    Lucy Larcom passionately supported the Union cause and wrote numerous well-regarded poems and verses about the war. She also believed in the principles of abolitionism and emancipation. Just one week before attending the war rally in Newburyport, Lucy enjoyed a lunch with the famed abolitionist Harriet Beecher Stowe, one of her most admired writers. After the rally made her lament that “the release of our brethren from bondage” was merely “one of the ‘side-issues,’” on 23 August she wrote of “newspaper talk” that President Lincoln would soon issue an order emancipating the slaves, which would have been commendable if not for the rumor that the slaves “are to be colonized in Central America.”

    On President Lincoln’s 2 July call for 300,000 new volunteers, Larcom wrote satirically concerning able bodied men who, when the subject of a potential draft was mentioned, were suddenly seized with many varieties of ailments or abruptly decided they would change their vocation and go “a-fishing” as mariners were exempt from the draft. At the time, Massachusetts was expected to contribute 15,000 men with the town of Newburyport’s share being 179 men. She also noted that the new army was being raised primarily by means of bounties, or monies that various cities and towns offered to soldiers as an incentive to volunteer for military service.
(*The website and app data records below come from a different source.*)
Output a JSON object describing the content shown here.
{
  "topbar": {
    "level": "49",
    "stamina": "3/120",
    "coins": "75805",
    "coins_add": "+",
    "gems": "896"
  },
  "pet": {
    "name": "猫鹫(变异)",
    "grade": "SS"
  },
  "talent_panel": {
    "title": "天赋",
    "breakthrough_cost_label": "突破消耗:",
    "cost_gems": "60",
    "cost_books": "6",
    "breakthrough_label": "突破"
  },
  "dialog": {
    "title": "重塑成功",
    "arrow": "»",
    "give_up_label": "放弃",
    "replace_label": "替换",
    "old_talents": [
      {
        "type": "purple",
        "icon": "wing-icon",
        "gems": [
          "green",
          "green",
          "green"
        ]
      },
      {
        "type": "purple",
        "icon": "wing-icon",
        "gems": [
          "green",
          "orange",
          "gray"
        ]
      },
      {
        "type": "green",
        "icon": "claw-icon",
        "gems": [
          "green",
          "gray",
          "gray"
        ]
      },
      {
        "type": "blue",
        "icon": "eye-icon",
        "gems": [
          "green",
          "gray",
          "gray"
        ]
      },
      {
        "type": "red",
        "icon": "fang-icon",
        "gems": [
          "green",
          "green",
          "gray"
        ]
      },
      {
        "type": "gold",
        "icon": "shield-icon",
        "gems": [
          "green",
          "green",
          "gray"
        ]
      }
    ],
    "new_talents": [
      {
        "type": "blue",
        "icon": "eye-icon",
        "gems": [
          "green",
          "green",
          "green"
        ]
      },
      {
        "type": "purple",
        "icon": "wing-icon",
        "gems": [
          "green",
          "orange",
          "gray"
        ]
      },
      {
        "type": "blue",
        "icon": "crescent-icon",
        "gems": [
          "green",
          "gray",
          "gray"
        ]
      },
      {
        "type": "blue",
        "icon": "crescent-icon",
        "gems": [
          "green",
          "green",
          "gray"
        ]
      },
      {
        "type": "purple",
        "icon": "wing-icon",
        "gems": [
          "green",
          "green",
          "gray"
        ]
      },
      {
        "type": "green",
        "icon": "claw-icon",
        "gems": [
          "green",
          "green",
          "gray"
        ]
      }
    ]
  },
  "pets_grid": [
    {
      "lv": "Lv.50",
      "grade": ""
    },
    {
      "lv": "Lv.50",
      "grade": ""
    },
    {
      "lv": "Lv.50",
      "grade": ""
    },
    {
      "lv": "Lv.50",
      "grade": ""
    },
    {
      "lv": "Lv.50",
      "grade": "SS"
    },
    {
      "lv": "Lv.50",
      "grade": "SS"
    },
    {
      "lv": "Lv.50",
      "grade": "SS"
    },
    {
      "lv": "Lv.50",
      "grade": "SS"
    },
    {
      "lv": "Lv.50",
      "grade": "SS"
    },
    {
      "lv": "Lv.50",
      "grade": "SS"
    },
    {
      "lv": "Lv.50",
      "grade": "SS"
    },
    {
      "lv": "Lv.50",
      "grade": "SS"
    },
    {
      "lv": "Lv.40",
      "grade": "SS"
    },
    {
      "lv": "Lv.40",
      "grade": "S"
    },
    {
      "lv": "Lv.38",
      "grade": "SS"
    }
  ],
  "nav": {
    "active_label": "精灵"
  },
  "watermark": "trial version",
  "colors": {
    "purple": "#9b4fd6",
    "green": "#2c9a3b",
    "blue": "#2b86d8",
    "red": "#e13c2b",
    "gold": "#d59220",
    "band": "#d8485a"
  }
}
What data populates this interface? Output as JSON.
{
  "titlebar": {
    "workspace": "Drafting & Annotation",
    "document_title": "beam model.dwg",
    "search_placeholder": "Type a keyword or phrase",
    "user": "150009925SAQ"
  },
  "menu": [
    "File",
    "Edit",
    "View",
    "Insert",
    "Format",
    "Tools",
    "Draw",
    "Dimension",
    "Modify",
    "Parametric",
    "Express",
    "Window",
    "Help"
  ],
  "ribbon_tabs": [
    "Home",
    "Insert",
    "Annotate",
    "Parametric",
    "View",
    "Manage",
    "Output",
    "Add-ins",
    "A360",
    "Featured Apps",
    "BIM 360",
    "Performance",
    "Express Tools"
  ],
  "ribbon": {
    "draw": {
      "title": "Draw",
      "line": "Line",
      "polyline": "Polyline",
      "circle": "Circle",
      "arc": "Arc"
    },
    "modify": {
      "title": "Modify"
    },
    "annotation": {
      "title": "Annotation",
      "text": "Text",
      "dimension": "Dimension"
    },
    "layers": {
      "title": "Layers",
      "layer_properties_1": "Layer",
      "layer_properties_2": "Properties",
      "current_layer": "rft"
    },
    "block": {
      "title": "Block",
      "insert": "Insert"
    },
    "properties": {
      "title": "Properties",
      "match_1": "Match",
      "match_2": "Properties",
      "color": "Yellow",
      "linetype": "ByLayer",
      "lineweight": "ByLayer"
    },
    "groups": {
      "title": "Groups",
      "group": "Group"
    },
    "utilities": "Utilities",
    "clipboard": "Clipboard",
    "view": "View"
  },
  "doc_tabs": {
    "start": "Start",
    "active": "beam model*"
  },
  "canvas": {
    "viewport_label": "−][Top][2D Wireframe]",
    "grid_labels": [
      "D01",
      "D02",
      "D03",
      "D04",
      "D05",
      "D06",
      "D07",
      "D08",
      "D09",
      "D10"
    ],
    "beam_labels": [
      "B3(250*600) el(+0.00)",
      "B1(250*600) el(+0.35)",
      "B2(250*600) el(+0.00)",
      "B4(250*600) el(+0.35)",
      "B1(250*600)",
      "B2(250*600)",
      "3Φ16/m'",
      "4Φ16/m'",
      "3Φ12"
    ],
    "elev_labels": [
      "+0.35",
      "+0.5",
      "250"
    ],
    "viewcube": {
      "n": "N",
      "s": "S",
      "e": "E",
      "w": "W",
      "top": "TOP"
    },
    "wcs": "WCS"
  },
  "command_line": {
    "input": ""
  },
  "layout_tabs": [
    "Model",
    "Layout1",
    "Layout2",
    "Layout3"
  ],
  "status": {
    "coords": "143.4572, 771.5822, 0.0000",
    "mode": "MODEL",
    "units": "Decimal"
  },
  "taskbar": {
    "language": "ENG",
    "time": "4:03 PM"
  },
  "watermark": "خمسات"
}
    After the war, Lucy Larcom became an editor of Our Young Folks, a magazine specifically for young teens. In 1889, she wrote the critically acclaimed book A New England Girlhood in which her describes her love for her native town of Beverly, noting that “there is something in the place where we were born that holds us by the heart strings,” and discusses her experience as a worker in the Lowell mills. Lucy Larcom died of heart disease on 17 April 1893 and was buried in her beloved Beverly.

    Sources for Further Reading

    The featured document is an excerpt from the Lucy Larcom diaries, 1862-1893. This collection includes two diary volumes covering 20 August 1862 to 10 February 1863 and 28 November 1881 to 20 February 1893. In addition to capturing her thoughts on the Civil War in volume one, the entries reflect Larcom’s views on her own life and health, faith, nature, music, and contemporary issues.

    Hallett, William. Newburyport and the Civil War. Charleston, SC: History Press, 2012.

    Larcom, Lucy. A New England Girlhood: Outlined from Memory. Boston: Houghton Mifflin, 1889.

    Larcom, Lucy. Poems. Boston: Fields, Osgood & Co., 1869.